***** Records shown

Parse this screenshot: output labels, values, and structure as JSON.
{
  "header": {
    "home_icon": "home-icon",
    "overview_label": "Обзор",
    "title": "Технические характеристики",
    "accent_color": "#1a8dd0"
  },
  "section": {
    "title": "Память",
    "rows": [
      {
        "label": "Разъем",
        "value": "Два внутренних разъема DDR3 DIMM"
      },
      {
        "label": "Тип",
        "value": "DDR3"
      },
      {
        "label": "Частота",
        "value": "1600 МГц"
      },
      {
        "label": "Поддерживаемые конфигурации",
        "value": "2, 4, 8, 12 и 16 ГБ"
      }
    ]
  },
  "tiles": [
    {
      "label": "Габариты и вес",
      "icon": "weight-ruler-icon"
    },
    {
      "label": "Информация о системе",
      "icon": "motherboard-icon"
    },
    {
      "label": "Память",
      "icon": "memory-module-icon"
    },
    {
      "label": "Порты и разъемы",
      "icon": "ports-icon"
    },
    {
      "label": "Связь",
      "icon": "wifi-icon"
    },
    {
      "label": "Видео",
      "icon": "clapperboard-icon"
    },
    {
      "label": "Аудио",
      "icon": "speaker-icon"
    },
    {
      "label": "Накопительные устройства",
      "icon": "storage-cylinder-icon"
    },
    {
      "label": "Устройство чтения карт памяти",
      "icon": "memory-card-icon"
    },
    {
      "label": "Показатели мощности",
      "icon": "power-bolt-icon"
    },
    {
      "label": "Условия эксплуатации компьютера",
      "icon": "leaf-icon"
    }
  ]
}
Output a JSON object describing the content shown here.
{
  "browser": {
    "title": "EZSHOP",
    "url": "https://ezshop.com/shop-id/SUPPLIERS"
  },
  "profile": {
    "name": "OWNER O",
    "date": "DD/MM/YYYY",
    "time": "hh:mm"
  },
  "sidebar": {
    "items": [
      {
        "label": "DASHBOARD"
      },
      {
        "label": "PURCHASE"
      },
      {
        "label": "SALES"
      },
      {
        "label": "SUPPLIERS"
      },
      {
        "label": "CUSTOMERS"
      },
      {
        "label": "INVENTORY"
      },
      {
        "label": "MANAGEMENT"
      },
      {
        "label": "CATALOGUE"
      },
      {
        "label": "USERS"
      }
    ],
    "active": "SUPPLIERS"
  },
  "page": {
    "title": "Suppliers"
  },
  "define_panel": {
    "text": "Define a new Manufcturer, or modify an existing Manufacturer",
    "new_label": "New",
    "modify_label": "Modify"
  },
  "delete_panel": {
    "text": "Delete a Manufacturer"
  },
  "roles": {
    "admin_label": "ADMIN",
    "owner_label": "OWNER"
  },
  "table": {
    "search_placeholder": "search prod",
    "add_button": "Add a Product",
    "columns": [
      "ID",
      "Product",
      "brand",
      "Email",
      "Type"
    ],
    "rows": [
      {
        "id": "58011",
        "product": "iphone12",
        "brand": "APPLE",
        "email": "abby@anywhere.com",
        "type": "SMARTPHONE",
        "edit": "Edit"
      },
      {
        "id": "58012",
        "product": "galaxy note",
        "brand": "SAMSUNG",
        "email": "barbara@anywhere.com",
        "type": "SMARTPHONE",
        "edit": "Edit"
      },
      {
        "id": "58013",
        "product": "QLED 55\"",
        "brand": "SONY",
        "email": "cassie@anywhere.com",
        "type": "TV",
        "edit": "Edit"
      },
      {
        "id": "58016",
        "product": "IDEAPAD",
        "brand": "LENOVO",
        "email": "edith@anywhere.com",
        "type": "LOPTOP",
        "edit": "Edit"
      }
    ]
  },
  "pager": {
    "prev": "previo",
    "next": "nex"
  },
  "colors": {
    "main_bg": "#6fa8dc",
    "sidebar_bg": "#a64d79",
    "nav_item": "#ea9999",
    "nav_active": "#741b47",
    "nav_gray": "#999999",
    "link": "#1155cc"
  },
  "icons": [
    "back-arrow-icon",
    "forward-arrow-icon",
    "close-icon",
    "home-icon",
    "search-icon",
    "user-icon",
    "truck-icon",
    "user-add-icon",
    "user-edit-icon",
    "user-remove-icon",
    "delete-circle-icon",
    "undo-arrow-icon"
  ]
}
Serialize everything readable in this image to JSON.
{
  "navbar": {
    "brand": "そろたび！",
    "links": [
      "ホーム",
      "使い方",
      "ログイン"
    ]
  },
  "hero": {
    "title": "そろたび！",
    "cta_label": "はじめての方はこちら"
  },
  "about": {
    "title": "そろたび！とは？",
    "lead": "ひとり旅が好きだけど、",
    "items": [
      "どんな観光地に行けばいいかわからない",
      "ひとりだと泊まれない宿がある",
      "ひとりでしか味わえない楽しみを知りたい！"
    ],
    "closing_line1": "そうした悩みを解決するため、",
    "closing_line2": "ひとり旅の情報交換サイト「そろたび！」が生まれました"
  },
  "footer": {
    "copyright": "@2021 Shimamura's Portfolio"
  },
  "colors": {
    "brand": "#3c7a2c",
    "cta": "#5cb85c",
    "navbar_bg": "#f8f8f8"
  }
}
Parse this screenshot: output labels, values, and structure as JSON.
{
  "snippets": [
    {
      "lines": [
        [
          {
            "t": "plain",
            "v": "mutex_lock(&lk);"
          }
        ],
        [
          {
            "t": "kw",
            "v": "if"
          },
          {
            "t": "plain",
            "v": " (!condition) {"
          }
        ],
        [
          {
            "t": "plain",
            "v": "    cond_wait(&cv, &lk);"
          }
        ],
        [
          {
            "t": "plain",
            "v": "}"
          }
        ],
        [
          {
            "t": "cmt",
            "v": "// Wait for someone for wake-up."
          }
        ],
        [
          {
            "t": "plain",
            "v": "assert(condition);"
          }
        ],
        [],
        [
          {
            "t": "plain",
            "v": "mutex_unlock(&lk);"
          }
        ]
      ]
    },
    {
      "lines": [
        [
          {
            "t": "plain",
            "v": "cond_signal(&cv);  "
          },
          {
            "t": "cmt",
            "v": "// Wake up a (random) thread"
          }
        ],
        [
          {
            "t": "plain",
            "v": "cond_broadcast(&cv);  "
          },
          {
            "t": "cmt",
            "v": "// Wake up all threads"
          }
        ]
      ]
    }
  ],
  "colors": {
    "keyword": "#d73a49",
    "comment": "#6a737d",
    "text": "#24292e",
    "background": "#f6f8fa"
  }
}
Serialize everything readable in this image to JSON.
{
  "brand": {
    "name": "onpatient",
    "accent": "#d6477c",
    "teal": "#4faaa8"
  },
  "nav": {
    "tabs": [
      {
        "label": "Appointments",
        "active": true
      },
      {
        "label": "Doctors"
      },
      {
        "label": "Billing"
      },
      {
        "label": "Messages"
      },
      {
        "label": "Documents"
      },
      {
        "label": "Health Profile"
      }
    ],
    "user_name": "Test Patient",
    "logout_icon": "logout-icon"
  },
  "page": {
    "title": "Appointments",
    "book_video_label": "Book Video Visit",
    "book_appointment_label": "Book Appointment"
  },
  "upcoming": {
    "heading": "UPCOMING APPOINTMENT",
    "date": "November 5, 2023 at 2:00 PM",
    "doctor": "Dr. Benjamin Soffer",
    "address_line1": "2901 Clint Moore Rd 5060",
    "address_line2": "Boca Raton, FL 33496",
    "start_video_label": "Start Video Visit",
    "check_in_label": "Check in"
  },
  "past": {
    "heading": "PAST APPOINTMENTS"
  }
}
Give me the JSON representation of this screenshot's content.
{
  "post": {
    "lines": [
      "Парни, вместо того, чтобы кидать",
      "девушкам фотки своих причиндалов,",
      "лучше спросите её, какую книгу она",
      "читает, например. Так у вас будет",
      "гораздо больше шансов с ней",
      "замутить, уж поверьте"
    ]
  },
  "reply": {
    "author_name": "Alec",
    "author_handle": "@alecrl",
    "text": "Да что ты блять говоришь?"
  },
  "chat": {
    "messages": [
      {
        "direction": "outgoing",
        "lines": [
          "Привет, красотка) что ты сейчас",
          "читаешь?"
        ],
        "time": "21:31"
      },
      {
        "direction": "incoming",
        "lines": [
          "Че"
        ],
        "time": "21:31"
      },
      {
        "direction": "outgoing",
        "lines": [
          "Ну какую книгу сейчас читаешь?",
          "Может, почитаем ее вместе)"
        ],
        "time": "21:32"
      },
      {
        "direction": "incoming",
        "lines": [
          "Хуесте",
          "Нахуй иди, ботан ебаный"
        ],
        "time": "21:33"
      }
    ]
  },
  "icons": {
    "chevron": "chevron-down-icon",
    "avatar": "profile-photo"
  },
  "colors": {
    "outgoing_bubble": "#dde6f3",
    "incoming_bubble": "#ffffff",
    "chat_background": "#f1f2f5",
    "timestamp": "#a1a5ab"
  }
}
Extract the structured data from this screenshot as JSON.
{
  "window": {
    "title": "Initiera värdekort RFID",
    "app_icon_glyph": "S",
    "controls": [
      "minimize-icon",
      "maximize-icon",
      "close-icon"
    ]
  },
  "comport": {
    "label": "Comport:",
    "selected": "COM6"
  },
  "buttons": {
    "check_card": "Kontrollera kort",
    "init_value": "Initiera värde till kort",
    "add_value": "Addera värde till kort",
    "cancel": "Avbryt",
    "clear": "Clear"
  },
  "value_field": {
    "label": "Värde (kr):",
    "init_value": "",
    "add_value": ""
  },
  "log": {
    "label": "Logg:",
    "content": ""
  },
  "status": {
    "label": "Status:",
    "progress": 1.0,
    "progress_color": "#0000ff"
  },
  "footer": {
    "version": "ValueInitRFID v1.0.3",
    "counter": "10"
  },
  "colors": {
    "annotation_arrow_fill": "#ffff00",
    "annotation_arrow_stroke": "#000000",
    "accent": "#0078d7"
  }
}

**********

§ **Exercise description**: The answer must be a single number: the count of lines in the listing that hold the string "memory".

§ **Answer to the problem**: 2